And very often, that’s what they do when they tell stories: Instead of hero-action-result, they start anywhere and end anywhere. As a result, it’s sometimes hard to figure out what the story is about. You can write great literature like that, but not Harry Potter.

At the same time, literature in England was a business venture from the beginning. While literary geniuses in other countries – like Goethe in Germany – wrote mainly for aristocratic patrons, English writers like Shakespeare wrote for money – to be successful, you had to appeal to a broad audience, both highly educated and under-educated. While Rilke appeals mainly to an educated elite, everyone loves J.R.R. Tolkien.

Starting with the literature of the Middle Ages, I have studied storytelling in many forms and cultures, always asking myself: How does a story work?

And I have been able to isolate 13 principles that all successful storytellers from Homer to Shakespeare to Stan Lee have followed, from plot structure to the elements that make up a hero to the factors that make any story a recognizable and and relevant and recognizable mirror of the reality of the readers’ lives.

If you are trying to write a successful story, – as novel or screenplay – you need to understand and practice these principles.

Here’s what my writers say
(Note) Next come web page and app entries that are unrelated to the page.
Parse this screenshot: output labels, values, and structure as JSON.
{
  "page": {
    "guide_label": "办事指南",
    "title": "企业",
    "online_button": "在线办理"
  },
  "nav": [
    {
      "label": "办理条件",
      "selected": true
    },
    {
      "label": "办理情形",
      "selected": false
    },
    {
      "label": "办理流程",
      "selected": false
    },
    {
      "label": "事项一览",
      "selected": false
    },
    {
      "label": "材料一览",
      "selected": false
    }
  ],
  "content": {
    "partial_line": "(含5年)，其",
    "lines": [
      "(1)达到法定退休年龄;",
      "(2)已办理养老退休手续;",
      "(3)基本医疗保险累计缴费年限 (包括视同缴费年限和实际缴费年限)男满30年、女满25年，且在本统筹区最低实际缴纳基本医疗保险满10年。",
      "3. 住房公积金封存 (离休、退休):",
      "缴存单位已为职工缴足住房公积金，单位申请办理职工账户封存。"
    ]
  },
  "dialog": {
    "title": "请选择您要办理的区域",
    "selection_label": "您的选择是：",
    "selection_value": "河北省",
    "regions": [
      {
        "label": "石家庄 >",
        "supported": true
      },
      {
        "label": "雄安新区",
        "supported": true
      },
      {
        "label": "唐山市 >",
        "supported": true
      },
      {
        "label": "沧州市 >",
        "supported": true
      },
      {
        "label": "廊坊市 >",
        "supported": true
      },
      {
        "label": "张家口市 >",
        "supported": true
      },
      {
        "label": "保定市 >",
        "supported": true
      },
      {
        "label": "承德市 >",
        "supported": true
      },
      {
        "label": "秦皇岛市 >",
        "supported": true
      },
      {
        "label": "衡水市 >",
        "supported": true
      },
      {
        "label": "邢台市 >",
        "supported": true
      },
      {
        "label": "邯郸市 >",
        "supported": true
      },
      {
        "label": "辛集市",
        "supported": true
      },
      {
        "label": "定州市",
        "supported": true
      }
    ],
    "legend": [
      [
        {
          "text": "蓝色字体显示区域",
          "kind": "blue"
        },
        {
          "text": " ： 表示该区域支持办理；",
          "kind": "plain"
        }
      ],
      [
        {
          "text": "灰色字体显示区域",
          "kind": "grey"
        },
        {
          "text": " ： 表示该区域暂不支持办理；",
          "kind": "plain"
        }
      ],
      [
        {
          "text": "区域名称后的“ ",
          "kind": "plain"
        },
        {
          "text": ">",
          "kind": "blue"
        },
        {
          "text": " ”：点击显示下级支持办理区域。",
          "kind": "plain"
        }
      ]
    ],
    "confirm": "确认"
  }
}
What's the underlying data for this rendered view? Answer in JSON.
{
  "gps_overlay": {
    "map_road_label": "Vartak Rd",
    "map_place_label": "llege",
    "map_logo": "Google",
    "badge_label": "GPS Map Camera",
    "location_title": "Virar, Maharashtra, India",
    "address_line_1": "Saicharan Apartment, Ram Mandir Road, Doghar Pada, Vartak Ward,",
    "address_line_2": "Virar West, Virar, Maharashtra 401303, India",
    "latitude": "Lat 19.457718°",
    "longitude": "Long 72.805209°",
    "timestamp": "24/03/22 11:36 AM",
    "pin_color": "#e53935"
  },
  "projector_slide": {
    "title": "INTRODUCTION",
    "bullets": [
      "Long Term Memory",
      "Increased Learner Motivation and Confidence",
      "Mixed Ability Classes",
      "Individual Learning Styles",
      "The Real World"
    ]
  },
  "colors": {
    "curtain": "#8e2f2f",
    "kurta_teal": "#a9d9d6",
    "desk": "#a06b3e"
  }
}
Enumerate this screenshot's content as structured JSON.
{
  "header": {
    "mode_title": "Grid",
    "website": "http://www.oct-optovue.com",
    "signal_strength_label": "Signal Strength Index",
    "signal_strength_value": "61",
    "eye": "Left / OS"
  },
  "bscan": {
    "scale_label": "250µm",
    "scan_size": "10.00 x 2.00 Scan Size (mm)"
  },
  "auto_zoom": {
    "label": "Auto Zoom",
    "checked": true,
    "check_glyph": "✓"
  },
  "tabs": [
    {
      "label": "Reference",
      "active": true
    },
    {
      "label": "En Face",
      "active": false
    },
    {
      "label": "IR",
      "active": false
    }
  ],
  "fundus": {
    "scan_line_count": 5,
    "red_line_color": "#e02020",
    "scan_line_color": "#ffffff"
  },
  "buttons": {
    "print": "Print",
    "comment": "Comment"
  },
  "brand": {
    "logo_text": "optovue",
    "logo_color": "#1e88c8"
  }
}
A deep understanding of plot and story-building

Eric’s writing course deepened my understanding in the areas of plot and story-building. The class was characterized by an uncomplicated and open atmosphere. And it was a lot of fun!

– Nicole Fröhlich, “Der Club der wütenden Fünf,” Verlag
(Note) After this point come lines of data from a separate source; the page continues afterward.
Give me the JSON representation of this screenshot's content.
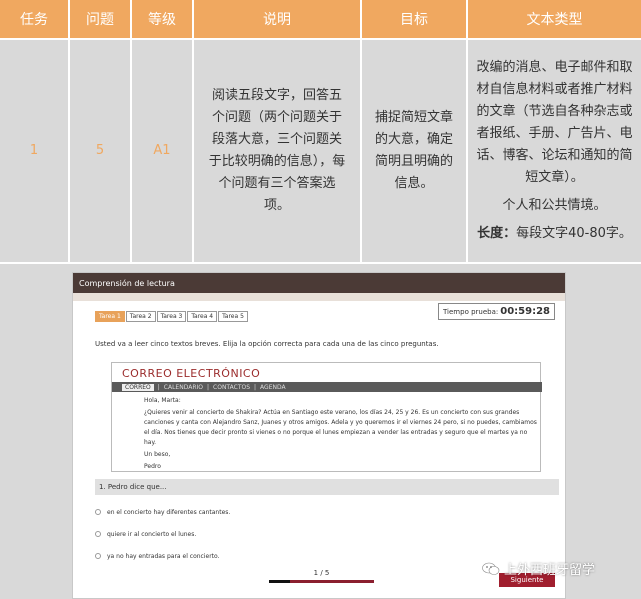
{
  "table": {
    "headers": [
      "任务",
      "问题",
      "等级",
      "说明",
      "目标",
      "文本类型"
    ],
    "row": {
      "task": "1",
      "questions": "5",
      "level": "A1",
      "description": "阅读五段文字，回答五个问题（两个问题关于段落大意，三个问题关于比较明确的信息），每个问题有三个答案选项。",
      "goal": "捕捉简短文章的大意，确定简明且明确的信息。",
      "text_type_para1": "改编的消息、电子邮件和取材自信息材料或者推广材料的文章（节选自各种杂志或者报纸、手册、广告片、电话、博客、论坛和通知的简短文章）。",
      "text_type_para2": "个人和公共情境。",
      "length_label": "长度：",
      "length_value": "每段文字40-80字。"
    },
    "colors": {
      "header_bg": "#f0a860",
      "cell_bg": "#d9d9d9",
      "accent_text": "#f0a860"
    }
  },
  "screenshot": {
    "window_title": "Comprensión de lectura",
    "tabs": [
      "Tarea 1",
      "Tarea 2",
      "Tarea 3",
      "Tarea 4",
      "Tarea 5"
    ],
    "active_tab": "Tarea 1",
    "timer_label": "Tiempo prueba:",
    "timer_value": "00:59:28",
    "instructions": "Usted va a leer cinco textos breves. Elija la opción correcta para cada una de las cinco preguntas.",
    "email": {
      "title": "CORREO ELECTRÓNICO",
      "nav": [
        "CORREO",
        "CALENDARIO",
        "CONTACTOS",
        "AGENDA"
      ],
      "greeting": "Hola, Marta:",
      "body": "¿Quieres venir al concierto de Shakira? Actúa en Santiago este verano, los días 24, 25 y 26. Es un concierto con sus grandes canciones y canta con Alejandro Sanz, Juanes y otros amigos. Adela y yo queremos ir el viernes 24 pero, si no puedes, cambiamos el día. Nos tienes que decir pronto si vienes o no porque el lunes empiezan a vender las entradas y seguro que el martes ya no hay.",
      "closing": "Un beso,",
      "signature": "Pedro"
    },
    "question": "1. Pedro dice que...",
    "options": [
      "en el concierto hay diferentes cantantes.",
      "quiere ir al concierto el lunes.",
      "ya no hay entradas para el concierto."
    ],
    "pager": "1 / 5",
    "progress_fraction": 0.2,
    "next_label": "Siguiente",
    "colors": {
      "topbar": "#4b3a36",
      "accent": "#a01e2e",
      "tab_active": "#e8a25a"
    }
  },
  "watermark": {
    "text": "上外西班牙留学",
    "icon": "wechat-icon"
  }
}
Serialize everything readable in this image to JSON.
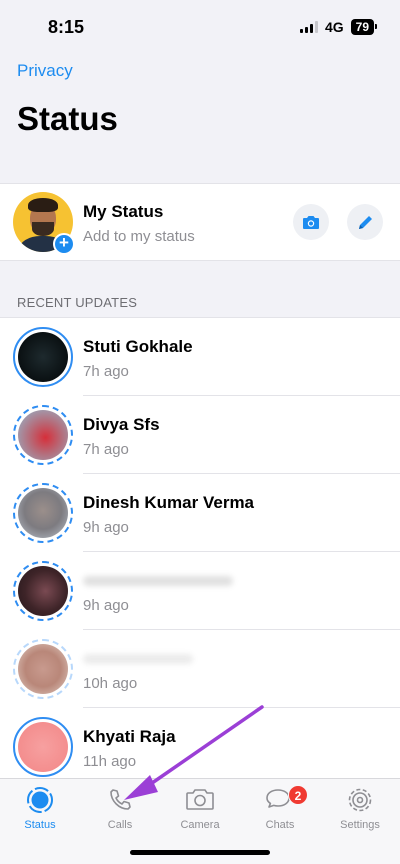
{
  "status_bar": {
    "time": "8:15",
    "network": "4G",
    "battery": "79"
  },
  "header": {
    "back_link": "Privacy",
    "title": "Status"
  },
  "my_status": {
    "name": "My Status",
    "subtitle": "Add to my status",
    "add_icon": "plus-icon",
    "camera_icon": "camera-icon",
    "edit_icon": "pencil-icon"
  },
  "recent_updates": {
    "header": "RECENT UPDATES",
    "items": [
      {
        "name": "Stuti Gokhale",
        "time": "7h ago",
        "blurred": false
      },
      {
        "name": "Divya Sfs",
        "time": "7h ago",
        "blurred": false
      },
      {
        "name": "Dinesh Kumar Verma",
        "time": "9h ago",
        "blurred": false
      },
      {
        "name": "",
        "time": "9h ago",
        "blurred": true
      },
      {
        "name": "",
        "time": "10h ago",
        "blurred": true
      },
      {
        "name": "Khyati Raja",
        "time": "11h ago",
        "blurred": false
      }
    ]
  },
  "tab_bar": {
    "tabs": [
      {
        "label": "Status",
        "icon": "status-icon",
        "active": true
      },
      {
        "label": "Calls",
        "icon": "phone-icon",
        "active": false
      },
      {
        "label": "Camera",
        "icon": "camera-icon",
        "active": false
      },
      {
        "label": "Chats",
        "icon": "chat-bubbles-icon",
        "active": false,
        "badge": "2"
      },
      {
        "label": "Settings",
        "icon": "gear-icon",
        "active": false
      }
    ]
  },
  "colors": {
    "accent": "#1d8cf0",
    "annotation_arrow": "#9b3fd6",
    "badge": "#f03a32"
  }
}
They don't stop until every problem is solved

Eric (and his partner Astrid) are the best thing that can happen to you if you’re learning to write. I don’t know any other writing teachers that delve into the texts as intensively and with as much detail. They work out every weakness in the plot, every contradiction in the character structure, every hiccup in prose and rhythm. And the best thing is: They don’t stop until every problem is solved.
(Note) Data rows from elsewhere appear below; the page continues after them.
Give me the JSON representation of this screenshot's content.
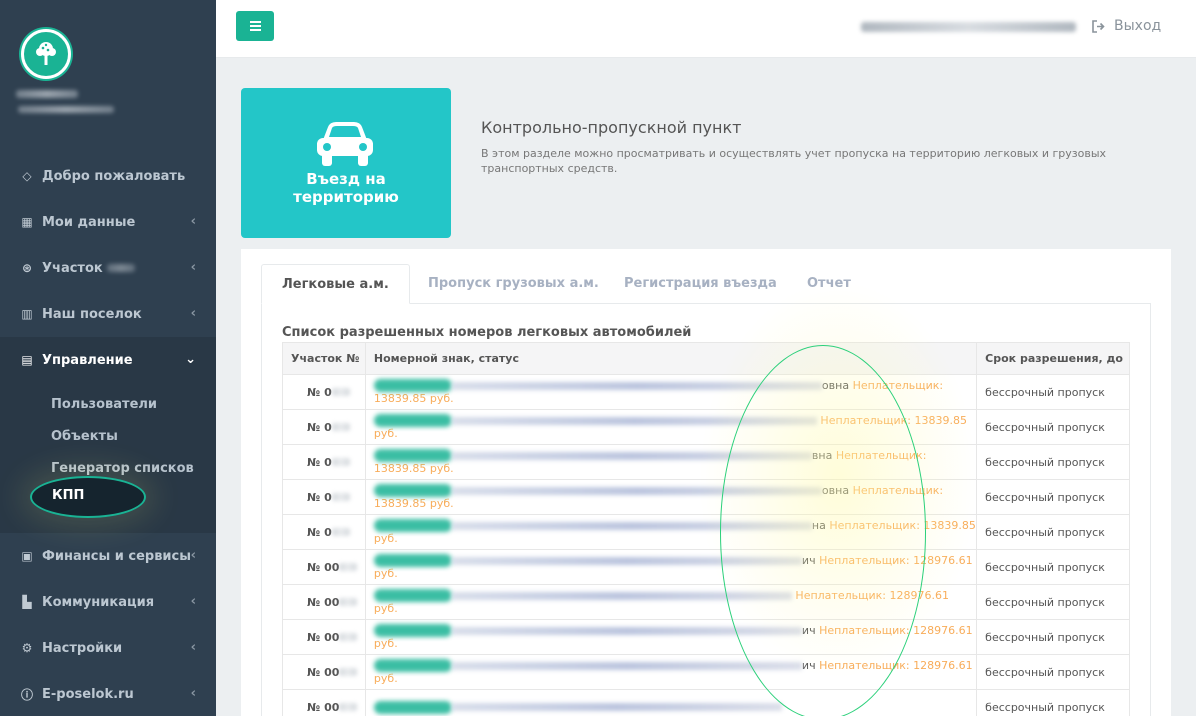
{
  "sidebar": {
    "items": [
      {
        "label": "Добро пожаловать",
        "icon": "diamond-icon"
      },
      {
        "label": "Мои данные",
        "icon": "grid-icon"
      },
      {
        "label": "Участок",
        "icon": "gear-wheel-icon"
      },
      {
        "label": "Наш поселок",
        "icon": "bar-chart-icon"
      },
      {
        "label": "Управление",
        "icon": "table-icon"
      },
      {
        "label": "Финансы и сервисы",
        "icon": "money-icon"
      },
      {
        "label": "Коммуникация",
        "icon": "address-book-icon"
      },
      {
        "label": "Настройки",
        "icon": "cogs-icon"
      },
      {
        "label": "E-poselok.ru",
        "icon": "info-icon"
      }
    ],
    "submenu": [
      "Пользователи",
      "Объекты",
      "Генератор списков",
      "КПП"
    ]
  },
  "topbar": {
    "logout_label": "Выход"
  },
  "hero": {
    "line1": "Въезд на",
    "line2": "территорию"
  },
  "section": {
    "title": "Контрольно-пропускной пункт",
    "description": "В этом разделе можно просматривать и осуществлять учет пропуска на территорию легковых и грузовых транспортных средств."
  },
  "tabs": [
    "Легковые а.м.",
    "Пропуск грузовых а.м.",
    "Регистрация въезда",
    "Отчет"
  ],
  "list": {
    "title": "Список разрешенных номеров легковых автомобилей",
    "columns": [
      "Участок №",
      "Номерной знак, статус",
      "Срок разрешения, до"
    ],
    "rows": [
      {
        "plot": "№ 0",
        "suffix": "овна",
        "status": "Неплательщик: 13839.85 руб.",
        "term": "бессрочный пропуск"
      },
      {
        "plot": "№ 0",
        "suffix": "",
        "status": "Неплательщик: 13839.85 руб.",
        "term": "бессрочный пропуск"
      },
      {
        "plot": "№ 0",
        "suffix": "вна",
        "status": "Неплательщик: 13839.85 руб.",
        "term": "бессрочный пропуск"
      },
      {
        "plot": "№ 0",
        "suffix": "овна",
        "status": "Неплательщик: 13839.85 руб.",
        "term": "бессрочный пропуск"
      },
      {
        "plot": "№ 0",
        "suffix": "на",
        "status": "Неплательщик: 13839.85 руб.",
        "term": "бессрочный пропуск"
      },
      {
        "plot": "№ 00",
        "suffix": "ич",
        "status": "Неплательщик: 128976.61 руб.",
        "term": "бессрочный пропуск"
      },
      {
        "plot": "№ 00",
        "suffix": "",
        "status": "Неплательщик: 128976.61 руб.",
        "term": "бессрочный пропуск"
      },
      {
        "plot": "№ 00",
        "suffix": "ич",
        "status": "Неплательщик: 128976.61 руб.",
        "term": "бессрочный пропуск"
      },
      {
        "plot": "№ 00",
        "suffix": "ич",
        "status": "Неплательщик: 128976.61 руб.",
        "term": "бессрочный пропуск"
      },
      {
        "plot": "№ 00",
        "suffix": "",
        "status": "",
        "term": "бессрочный пропуск"
      }
    ]
  },
  "colors": {
    "accent": "#1ab394",
    "sidebar": "#2f4050",
    "hero": "#23c6c8",
    "warning": "#f8ac59"
  }
}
– Katja Holcer, Author for children’s and YA books (Agent: Birgit Arteaga,

They don’t teach, they share their knowledge

Eric (and his partner Astrid) don’t teach, they share their knowledge. They are concrete in their Information, constructive in their criticism and exceedingly entertaining when working with you.

– Ulrike Paschek, “Medusenliebe,” Gmeiner Verlag.

A guide through a secret science

I had experience with scripts, so I thought it would be not problem to write a novel. How wrong I was. Writing a novel is like a secret science, but do not fear – Eric T Hansen (and his partner Astrid Ule) will guide your through this science with heart and efficiency.

– Elisa Iven, “Sad Tits – Kishas Chaos am Vorabend ihres Fame”

Why, where and what I teach

When Covid reared its ugly head and the bookstores closed and publishers started cancelling books, I turned to teaching creative writing online.

Soon I discovered what a blessing it was for me – it was beautiful and joyous to be able to give young, ambitious writers willing to learn principles they really needed and could really use.

Plus, I got to think more about what I knew about writing and learned new ways to formulate and teach it.

Today I teach online courses for the German school Text-Manufaktur (you can check out my courses here), plus I also offer individual coaching by the hour and coaching in groups, where I coach a half dozen writers in one group and they have the added bonus of giving each other feedback.

Because I live in Berlin and my reputation as a writer is limited to Germany, I teach and coach very little in English, but if you are interested, drop me aline ad we’ll see if I can offer something you can use.

Here are a few courses I give

I teach creative writing

The principles that will make your story sucessful: The 13 Laws of Storytelling

I teach creative writing

From Murder to Mystery: How to Write Crime Fiction from start to finish

I teach creative writing

Putting the Reader in the Story: The Secrets of Dramatic Writing

I teach creative writing

The Plot-Specialist – Let me help you build a successful outline in individual coaching sessions